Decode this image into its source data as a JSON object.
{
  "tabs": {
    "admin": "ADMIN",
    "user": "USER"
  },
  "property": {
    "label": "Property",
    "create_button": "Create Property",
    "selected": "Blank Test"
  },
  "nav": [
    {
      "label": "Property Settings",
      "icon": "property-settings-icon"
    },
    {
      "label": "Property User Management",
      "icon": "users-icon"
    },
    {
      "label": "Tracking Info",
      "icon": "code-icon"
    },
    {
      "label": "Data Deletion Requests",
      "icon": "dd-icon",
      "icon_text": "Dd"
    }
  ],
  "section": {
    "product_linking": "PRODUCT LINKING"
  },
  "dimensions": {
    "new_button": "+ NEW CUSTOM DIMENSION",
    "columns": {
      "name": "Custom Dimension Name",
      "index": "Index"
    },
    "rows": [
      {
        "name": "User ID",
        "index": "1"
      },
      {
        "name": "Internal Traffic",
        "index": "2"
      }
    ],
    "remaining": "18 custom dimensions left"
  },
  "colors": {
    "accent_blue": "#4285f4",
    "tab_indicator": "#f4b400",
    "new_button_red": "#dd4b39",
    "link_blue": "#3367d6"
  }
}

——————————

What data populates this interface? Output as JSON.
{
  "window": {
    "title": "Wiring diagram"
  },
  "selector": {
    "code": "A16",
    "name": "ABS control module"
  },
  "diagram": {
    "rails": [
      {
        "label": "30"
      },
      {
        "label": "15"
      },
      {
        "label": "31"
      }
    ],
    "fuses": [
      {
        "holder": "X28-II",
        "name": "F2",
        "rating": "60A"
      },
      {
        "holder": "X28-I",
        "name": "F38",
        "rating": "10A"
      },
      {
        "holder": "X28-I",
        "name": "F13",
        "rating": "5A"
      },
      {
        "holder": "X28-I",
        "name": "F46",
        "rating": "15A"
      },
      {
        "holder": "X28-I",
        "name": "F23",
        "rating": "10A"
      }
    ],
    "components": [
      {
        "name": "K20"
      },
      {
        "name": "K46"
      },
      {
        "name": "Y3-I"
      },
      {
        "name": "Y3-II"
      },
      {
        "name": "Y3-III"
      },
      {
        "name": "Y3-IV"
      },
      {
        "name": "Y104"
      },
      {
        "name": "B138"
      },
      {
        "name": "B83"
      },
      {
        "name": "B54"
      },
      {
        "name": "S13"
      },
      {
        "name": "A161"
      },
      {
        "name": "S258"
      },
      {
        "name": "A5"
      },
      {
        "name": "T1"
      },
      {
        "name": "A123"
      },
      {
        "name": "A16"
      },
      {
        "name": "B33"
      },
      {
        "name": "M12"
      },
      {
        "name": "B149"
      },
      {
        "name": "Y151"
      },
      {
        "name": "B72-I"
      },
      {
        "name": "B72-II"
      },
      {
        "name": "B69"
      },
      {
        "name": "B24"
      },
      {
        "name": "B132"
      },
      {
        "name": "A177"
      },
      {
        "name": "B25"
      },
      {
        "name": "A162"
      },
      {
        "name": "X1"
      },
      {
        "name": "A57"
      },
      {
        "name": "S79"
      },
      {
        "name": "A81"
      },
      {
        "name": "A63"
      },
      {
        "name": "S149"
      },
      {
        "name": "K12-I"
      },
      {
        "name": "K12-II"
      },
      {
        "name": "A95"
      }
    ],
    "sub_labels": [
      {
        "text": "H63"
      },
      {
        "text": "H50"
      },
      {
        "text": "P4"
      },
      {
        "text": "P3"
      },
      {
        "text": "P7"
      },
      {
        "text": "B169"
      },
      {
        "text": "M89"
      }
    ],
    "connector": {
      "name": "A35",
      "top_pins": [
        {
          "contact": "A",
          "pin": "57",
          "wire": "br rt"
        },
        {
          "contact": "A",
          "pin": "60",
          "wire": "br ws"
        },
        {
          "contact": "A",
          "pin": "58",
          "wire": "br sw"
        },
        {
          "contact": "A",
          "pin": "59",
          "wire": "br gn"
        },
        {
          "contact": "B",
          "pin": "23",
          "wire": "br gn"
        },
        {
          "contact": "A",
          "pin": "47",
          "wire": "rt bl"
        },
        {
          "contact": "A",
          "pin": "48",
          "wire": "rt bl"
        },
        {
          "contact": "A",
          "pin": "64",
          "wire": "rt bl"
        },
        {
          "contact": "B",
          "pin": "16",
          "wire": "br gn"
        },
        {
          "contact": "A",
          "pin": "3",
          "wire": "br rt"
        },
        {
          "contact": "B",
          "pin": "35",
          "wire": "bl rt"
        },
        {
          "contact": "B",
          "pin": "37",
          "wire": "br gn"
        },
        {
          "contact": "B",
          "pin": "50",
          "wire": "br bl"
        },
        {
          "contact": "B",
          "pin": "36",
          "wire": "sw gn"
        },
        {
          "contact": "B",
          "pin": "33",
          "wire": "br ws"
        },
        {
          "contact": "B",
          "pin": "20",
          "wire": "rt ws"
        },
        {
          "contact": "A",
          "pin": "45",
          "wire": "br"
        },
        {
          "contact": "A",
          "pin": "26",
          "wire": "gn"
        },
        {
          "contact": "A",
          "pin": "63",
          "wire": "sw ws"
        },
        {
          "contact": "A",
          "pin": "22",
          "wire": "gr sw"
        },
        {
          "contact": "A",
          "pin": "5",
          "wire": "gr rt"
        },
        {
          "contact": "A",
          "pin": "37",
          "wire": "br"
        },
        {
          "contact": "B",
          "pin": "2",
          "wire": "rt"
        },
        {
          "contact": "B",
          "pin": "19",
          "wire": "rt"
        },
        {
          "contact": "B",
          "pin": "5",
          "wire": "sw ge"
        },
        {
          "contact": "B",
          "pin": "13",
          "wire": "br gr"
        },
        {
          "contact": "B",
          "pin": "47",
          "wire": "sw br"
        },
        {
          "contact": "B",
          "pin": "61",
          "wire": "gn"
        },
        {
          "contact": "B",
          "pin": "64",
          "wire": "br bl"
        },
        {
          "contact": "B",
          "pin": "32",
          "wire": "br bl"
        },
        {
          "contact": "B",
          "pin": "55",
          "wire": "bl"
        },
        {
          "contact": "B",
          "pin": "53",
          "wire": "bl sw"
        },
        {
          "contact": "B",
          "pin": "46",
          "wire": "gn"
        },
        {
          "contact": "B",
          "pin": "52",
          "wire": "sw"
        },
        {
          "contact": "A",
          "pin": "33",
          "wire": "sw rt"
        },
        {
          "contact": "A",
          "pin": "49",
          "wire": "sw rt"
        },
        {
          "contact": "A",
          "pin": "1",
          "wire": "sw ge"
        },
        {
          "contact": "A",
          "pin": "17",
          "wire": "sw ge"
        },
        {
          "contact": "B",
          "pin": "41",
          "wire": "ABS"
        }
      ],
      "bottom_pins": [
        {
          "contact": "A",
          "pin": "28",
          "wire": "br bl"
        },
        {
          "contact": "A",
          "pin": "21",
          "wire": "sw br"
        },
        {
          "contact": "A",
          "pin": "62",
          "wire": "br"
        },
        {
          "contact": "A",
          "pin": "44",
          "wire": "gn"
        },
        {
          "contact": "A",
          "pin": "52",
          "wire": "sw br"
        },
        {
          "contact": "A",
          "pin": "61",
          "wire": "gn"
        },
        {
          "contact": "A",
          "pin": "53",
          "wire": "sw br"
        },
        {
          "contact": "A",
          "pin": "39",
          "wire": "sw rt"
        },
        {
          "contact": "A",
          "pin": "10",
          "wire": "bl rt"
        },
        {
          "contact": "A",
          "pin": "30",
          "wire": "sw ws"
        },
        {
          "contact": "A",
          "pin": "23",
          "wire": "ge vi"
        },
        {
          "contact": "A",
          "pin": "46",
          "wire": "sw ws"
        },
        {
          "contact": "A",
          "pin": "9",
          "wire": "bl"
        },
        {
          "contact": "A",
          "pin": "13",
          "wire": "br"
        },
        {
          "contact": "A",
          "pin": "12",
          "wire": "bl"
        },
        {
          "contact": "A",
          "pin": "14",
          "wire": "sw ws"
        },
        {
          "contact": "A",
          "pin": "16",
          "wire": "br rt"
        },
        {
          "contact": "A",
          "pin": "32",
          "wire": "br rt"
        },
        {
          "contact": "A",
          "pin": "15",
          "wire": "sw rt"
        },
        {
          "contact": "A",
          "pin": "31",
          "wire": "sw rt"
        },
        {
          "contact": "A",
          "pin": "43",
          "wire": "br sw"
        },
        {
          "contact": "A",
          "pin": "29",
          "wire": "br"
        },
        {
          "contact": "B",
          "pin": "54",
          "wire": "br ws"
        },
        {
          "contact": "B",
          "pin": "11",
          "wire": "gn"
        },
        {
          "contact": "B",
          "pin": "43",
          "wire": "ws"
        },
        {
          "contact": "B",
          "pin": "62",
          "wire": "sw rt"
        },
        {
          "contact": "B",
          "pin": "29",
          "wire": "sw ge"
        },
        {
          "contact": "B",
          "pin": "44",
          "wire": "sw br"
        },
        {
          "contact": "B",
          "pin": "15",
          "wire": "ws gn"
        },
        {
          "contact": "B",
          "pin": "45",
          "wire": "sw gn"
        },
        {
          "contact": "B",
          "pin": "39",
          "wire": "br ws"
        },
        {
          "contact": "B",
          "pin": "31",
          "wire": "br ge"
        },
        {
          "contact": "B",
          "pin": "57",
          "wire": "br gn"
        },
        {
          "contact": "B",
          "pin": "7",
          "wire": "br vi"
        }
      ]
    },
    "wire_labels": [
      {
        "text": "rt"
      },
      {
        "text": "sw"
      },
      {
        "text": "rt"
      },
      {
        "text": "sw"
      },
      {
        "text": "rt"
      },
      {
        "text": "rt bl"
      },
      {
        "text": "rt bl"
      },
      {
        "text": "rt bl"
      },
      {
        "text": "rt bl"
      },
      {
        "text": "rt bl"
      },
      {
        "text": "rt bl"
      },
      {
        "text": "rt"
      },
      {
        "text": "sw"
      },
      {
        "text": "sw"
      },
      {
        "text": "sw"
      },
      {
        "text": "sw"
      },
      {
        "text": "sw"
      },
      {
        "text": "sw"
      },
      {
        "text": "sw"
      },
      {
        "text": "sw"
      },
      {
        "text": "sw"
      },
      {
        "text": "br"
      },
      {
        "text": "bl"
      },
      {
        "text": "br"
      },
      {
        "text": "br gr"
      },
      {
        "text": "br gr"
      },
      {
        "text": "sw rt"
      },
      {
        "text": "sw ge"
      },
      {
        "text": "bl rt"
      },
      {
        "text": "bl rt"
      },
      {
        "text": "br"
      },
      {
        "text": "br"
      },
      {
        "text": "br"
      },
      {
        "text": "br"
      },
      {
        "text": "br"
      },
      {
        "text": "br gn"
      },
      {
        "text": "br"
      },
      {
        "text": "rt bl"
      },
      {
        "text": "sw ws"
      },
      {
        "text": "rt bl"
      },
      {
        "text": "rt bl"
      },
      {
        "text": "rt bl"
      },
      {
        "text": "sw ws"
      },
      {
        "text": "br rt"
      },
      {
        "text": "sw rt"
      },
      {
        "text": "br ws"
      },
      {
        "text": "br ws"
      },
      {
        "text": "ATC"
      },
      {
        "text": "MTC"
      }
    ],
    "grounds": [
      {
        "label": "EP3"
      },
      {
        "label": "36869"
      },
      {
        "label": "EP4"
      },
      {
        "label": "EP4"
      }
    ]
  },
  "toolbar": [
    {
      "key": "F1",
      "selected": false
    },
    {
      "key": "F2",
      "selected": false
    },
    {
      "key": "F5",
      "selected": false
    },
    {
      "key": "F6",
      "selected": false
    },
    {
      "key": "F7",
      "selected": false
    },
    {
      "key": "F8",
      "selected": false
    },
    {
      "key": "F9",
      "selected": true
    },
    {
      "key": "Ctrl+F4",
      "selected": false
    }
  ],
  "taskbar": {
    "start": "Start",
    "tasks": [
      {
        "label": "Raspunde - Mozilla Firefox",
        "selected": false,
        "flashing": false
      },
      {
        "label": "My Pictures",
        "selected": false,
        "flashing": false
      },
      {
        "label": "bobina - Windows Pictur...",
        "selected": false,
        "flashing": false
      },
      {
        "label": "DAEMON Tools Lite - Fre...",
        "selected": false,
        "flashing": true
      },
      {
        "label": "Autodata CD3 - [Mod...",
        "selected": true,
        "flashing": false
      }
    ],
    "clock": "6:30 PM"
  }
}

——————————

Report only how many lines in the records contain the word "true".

__WRITTEN SOLUTION__
3